When I stumbled across journalism, I wasn’t sure what to think. I wasn’t sure I was smart enough for anything, and I truly thought that just leaving college and working my way up through the construction field was the best thing for me to do.

Yes, because of what you told me, I contemplated saying goodbye to college, and settling. But I couldn’t, I wouldn’t let someone else’s OPINION stop me.

So I found journalism, and some six months later I found myself at the University of Michigan-Dearborn, where I was accepted, and where I would excel. A few months after that I found myself at Michigan Stadium in the press box, then at the Jim Harbaugh press conference, receiving my season press pass in the mail, being hired as managing editor and applying for journalism scholarships.

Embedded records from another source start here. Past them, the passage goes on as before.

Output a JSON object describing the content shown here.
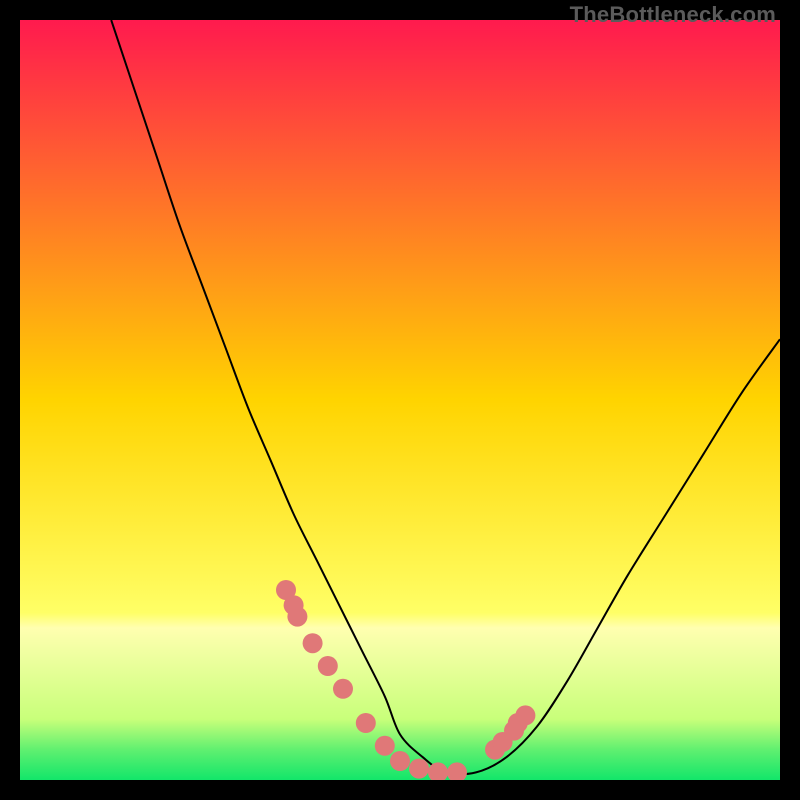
{
  "watermark": "TheBottleneck.com",
  "chart_data": {
    "type": "line",
    "title": "",
    "xlabel": "",
    "ylabel": "",
    "xlim": [
      0,
      100
    ],
    "ylim": [
      0,
      100
    ],
    "grid": false,
    "legend": false,
    "gradient_stops": [
      {
        "offset": 0.0,
        "color": "#ff1a4e"
      },
      {
        "offset": 0.5,
        "color": "#ffd400"
      },
      {
        "offset": 0.78,
        "color": "#ffff66"
      },
      {
        "offset": 0.8,
        "color": "#ffffb0"
      },
      {
        "offset": 0.92,
        "color": "#c8ff7a"
      },
      {
        "offset": 0.96,
        "color": "#60f070"
      },
      {
        "offset": 1.0,
        "color": "#12e66a"
      }
    ],
    "series": [
      {
        "name": "bottleneck-curve",
        "color": "#000000",
        "x": [
          12,
          15,
          18,
          21,
          24,
          27,
          30,
          33,
          36,
          39,
          42,
          45,
          48,
          50,
          53,
          56,
          60,
          64,
          68,
          72,
          76,
          80,
          85,
          90,
          95,
          100
        ],
        "y": [
          100,
          91,
          82,
          73,
          65,
          57,
          49,
          42,
          35,
          29,
          23,
          17,
          11,
          6,
          3,
          1,
          1,
          3,
          7,
          13,
          20,
          27,
          35,
          43,
          51,
          58
        ]
      }
    ],
    "points": {
      "name": "highlight-dots",
      "color": "#e07878",
      "radius": 10,
      "x": [
        35.0,
        36.0,
        36.5,
        38.5,
        40.5,
        42.5,
        45.5,
        48.0,
        50.0,
        52.5,
        55.0,
        57.5,
        62.5,
        63.5,
        65.0,
        65.5,
        66.5
      ],
      "y": [
        25.0,
        23.0,
        21.5,
        18.0,
        15.0,
        12.0,
        7.5,
        4.5,
        2.5,
        1.5,
        1.0,
        1.0,
        4.0,
        5.0,
        6.5,
        7.5,
        8.5
      ]
    }
  }
}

I boast a 3.9 GPA in journalism classes now. Am I still not smart? I wasn’t interested in the boring classes that your university forced me to take that had nothing to do with physical therapy, so my overall GPA was lower than what you wanted for a physical therapy major. But that never meant I was not smart.

I let the fact that you told me I wasn’t smart enough bother me for a long time, and I would be lying if I told you I didn’t feel any resentment toward you to this day. But I have begun to come to peace with it because I am in a better place, and a better situation now. I am doing what I love, and I continue to work as hard as I can to further myself. I am surrounded by others aspiring for the same thing who support me just as I support them. I am surrounded by professors who help me rather than break me down, and I have advisors here, especially for our newspaper, who will help me with any journalism situation I have, and will never tell me I am not smart enough, good enough or experienced enough to do a story.

It hit me while I was in Chicago covering the UM-Dearborn hockey team play in the national tournament. I was smart enough, I had worked hard enough and that I would not be here if it weren’t for you.

I can, at this time, thank you. The odds of this ever getting around Wayne State University, and eventually finding your desk or your computer screen are low, and the chances of you remembering me are even lower, but thank you.

Thank you for your sincere honesty, even if it still has not settled well with me. I would not be where I am today without you. You’ve truly done more for me than you could even imagine. I carry that moment with me, those words “you’re not smart enough,” and “you need to start looking into other majors,” around with me every day as a motivator. I am out to prove that I was smart enough, and I am smart enough to do whatever I want to do.

So again, thank you for everything you’ve done to get me where I am today.


Erick Lehman

Managing Editor of The Michigan Journal